Questions about the rules of different games are inherently different questions, because the rules are different. By definition, different questions can't be duplicates of each other.
The only wrinkle is that not every different edition of a game is actually a different game. An example of this is that most editions of Call of Cthulhu are different publishings of the main book, but the rules they contain describe are effectively the same game. By contrast, D&D editions are the opposite: each published edition contains different rules, and is therefore a different game that merely “takes over” the name from the previous game of that name.

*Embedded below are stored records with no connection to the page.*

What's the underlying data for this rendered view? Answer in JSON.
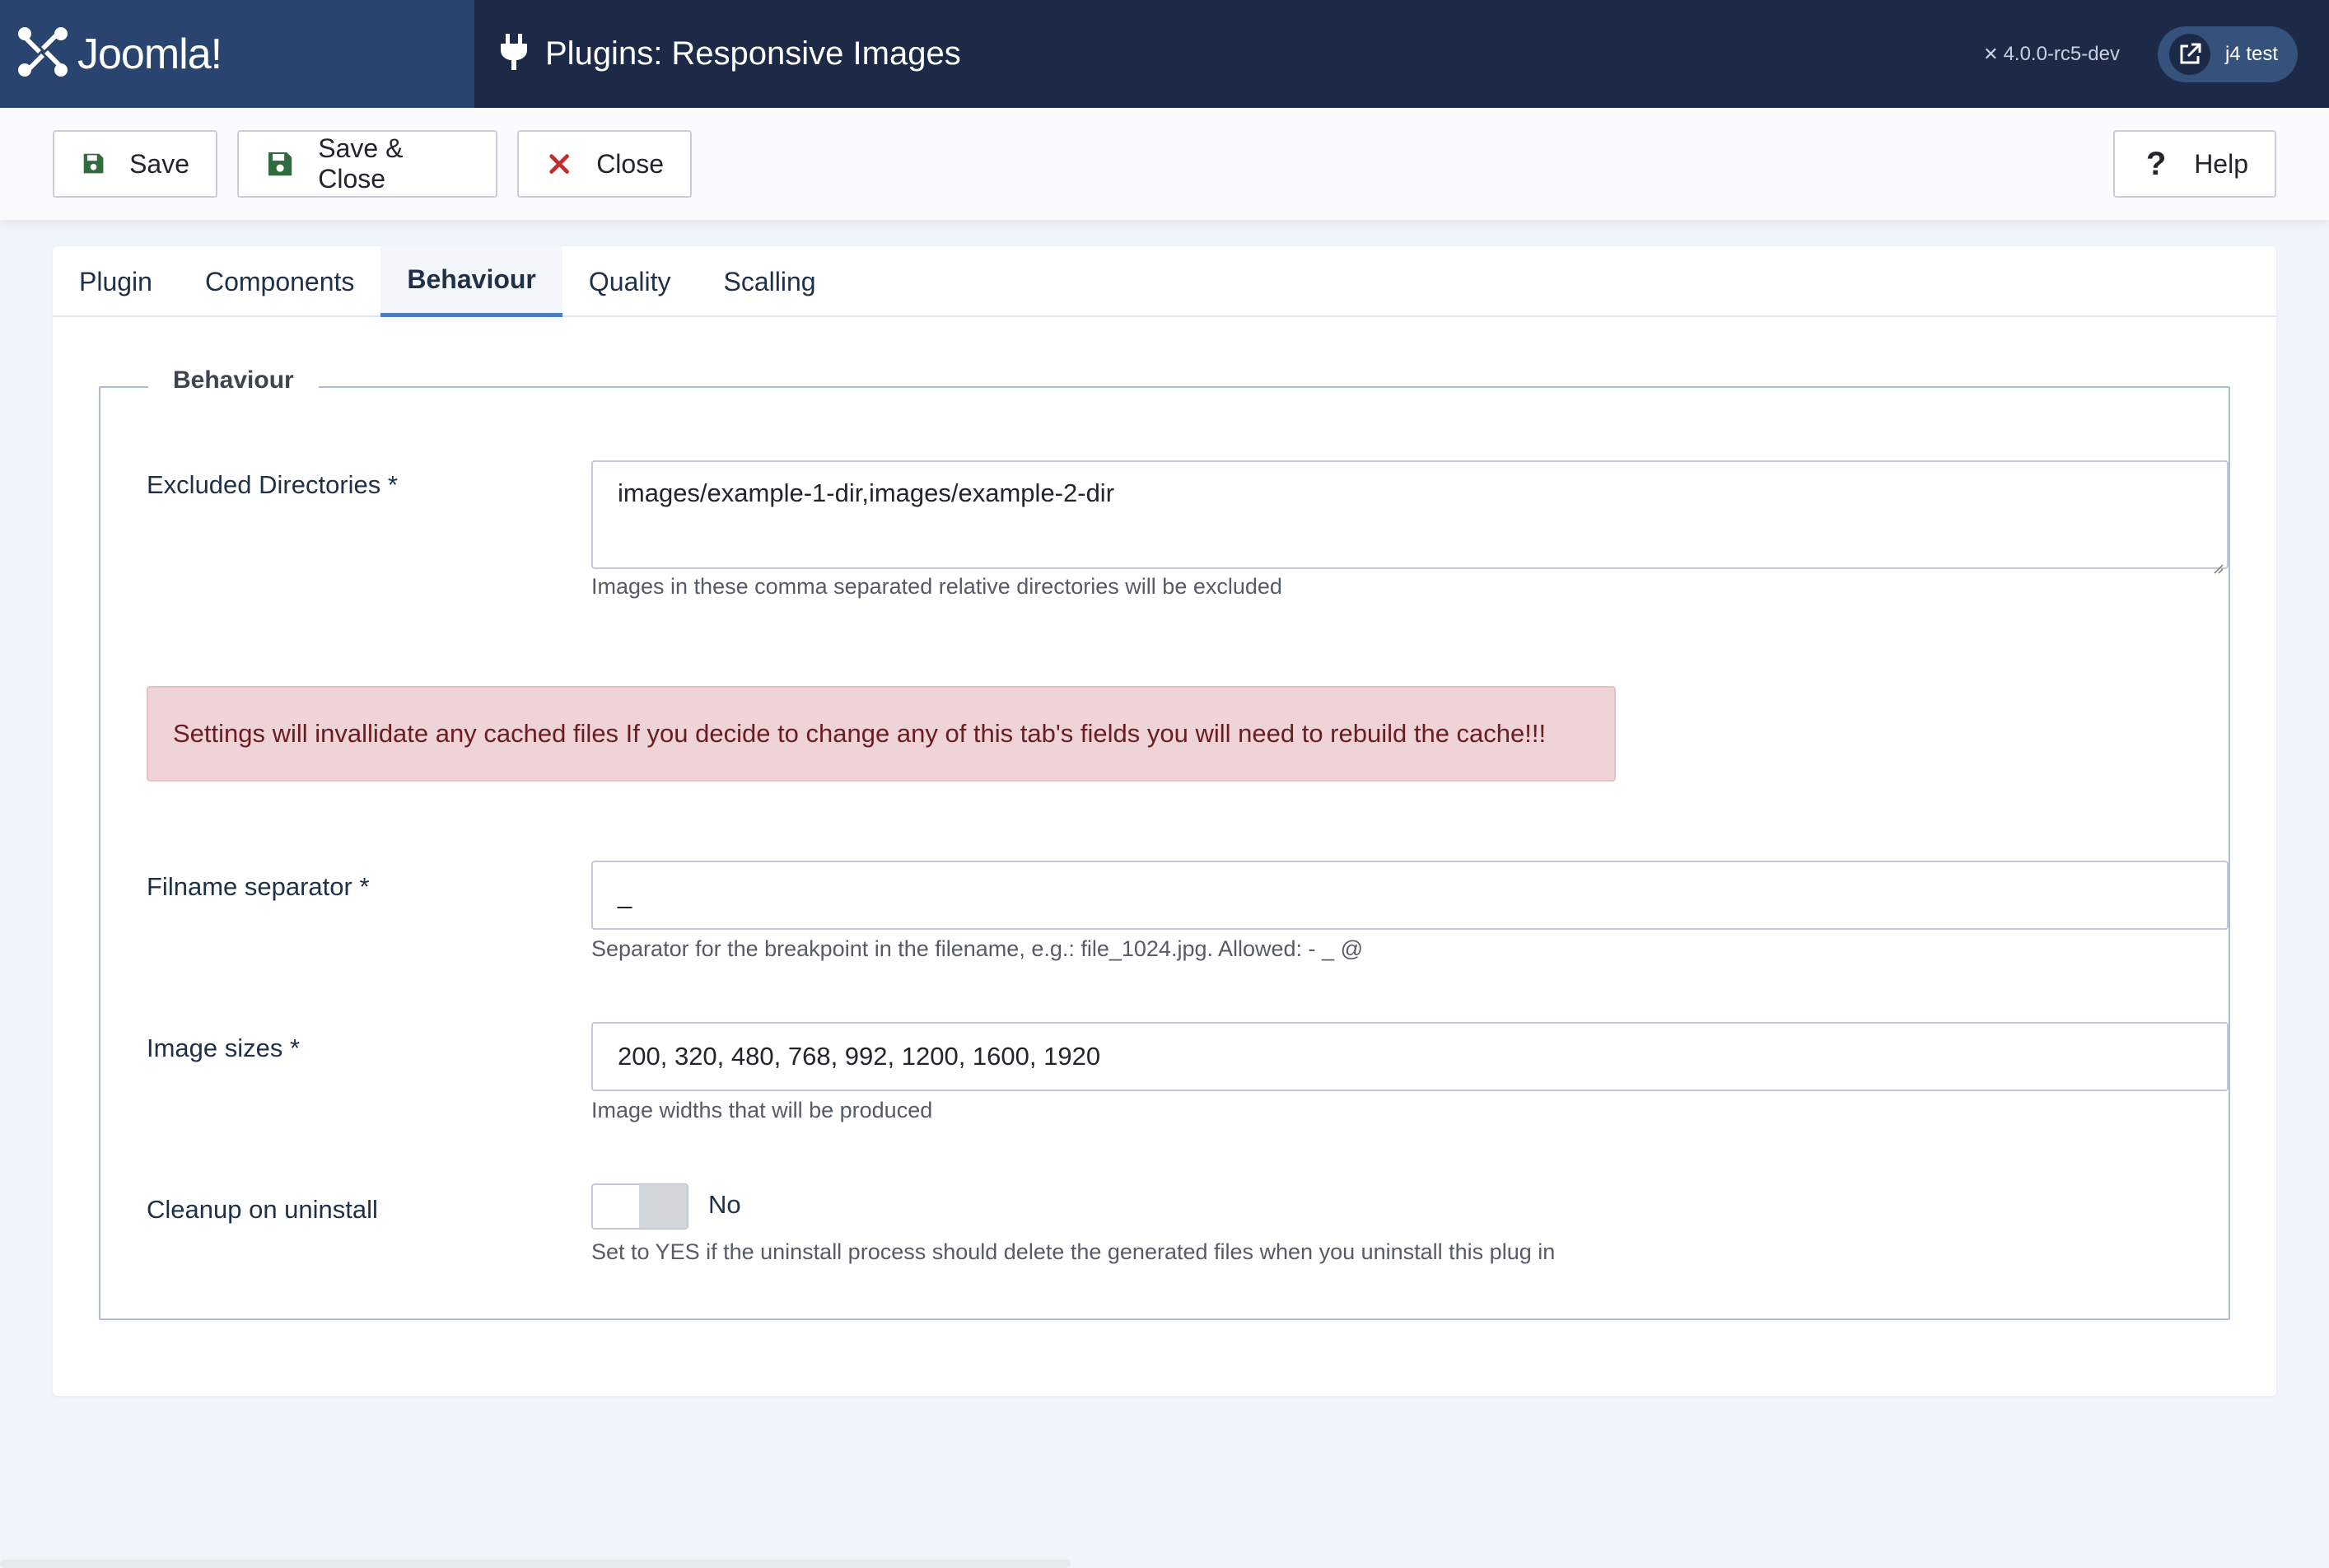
{
  "header": {
    "logo_text": "Joomla!",
    "page_title": "Plugins: Responsive Images",
    "version": "4.0.0-rc5-dev",
    "user": "j4 test"
  },
  "toolbar": {
    "save_label": "Save",
    "save_close_label": "Save & Close",
    "close_label": "Close",
    "help_label": "Help"
  },
  "tabs": [
    {
      "label": "Plugin"
    },
    {
      "label": "Components"
    },
    {
      "label": "Behaviour",
      "active": true
    },
    {
      "label": "Quality"
    },
    {
      "label": "Scalling"
    }
  ],
  "fieldset": {
    "legend": "Behaviour",
    "excluded_dirs": {
      "label": "Excluded Directories *",
      "value": "images/example-1-dir,images/example-2-dir",
      "help": "Images in these comma separated relative directories will be excluded"
    },
    "alert": "Settings will invallidate any cached files If you decide to change any of this tab's fields you will need to rebuild the cache!!!",
    "separator": {
      "label": "Filname separator *",
      "value": "_",
      "help": "Separator for the breakpoint in the filename, e.g.: file_1024.jpg. Allowed: - _ @"
    },
    "image_sizes": {
      "label": "Image sizes *",
      "value": "200, 320, 480, 768, 992, 1200, 1600, 1920",
      "help": "Image widths that will be produced"
    },
    "cleanup": {
      "label": "Cleanup on uninstall",
      "value": "No",
      "help": "Set to YES if the uninstall process should delete the generated files when you uninstall this plug in"
    }
  },
  "colors": {
    "header_bg": "#1c2a48",
    "logo_bg": "#2a4470",
    "save_icon": "#2f6b3c",
    "close_icon": "#c12d2d",
    "alert_bg": "#eed4d6",
    "tab_accent": "#4c7ec4"
  }
}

So go ahead and ask your question about Dragonborn in D&D 5e! The question about Dragonborn in D&D 3.5e can't answer a question about a different game's rules, so there is no concern about duplicating it.
(Sometimes people like to add a note to the ends of their questions in these cases though, saying “This is similar to [link to question], but for a different edition.” That's sometimes useful in case someone finds one question via, say, a search engine, but they were looking for a question about the other game — the link to the similar question about a different game can help them get where they were trying to go.)
Pathfinder & D&D 3.5e: A special case
Pathfinder and D&D 3.5e share many rules, being directly related games by different companies. In many cases a question about one will have the same rules and answers as the same question about the other. We handle these on a case-by-case basis, for lack of a better handling system.
So for Pathfinder and D&D 3.5e, err on the side of asking the question. More experienced users will help sort out if it's a duplicate or not. Often it won't be a duplicate, but even if it is one, that's okay: you'll have your answer, and duplicates are useful here and don't reflect poorly on the asker.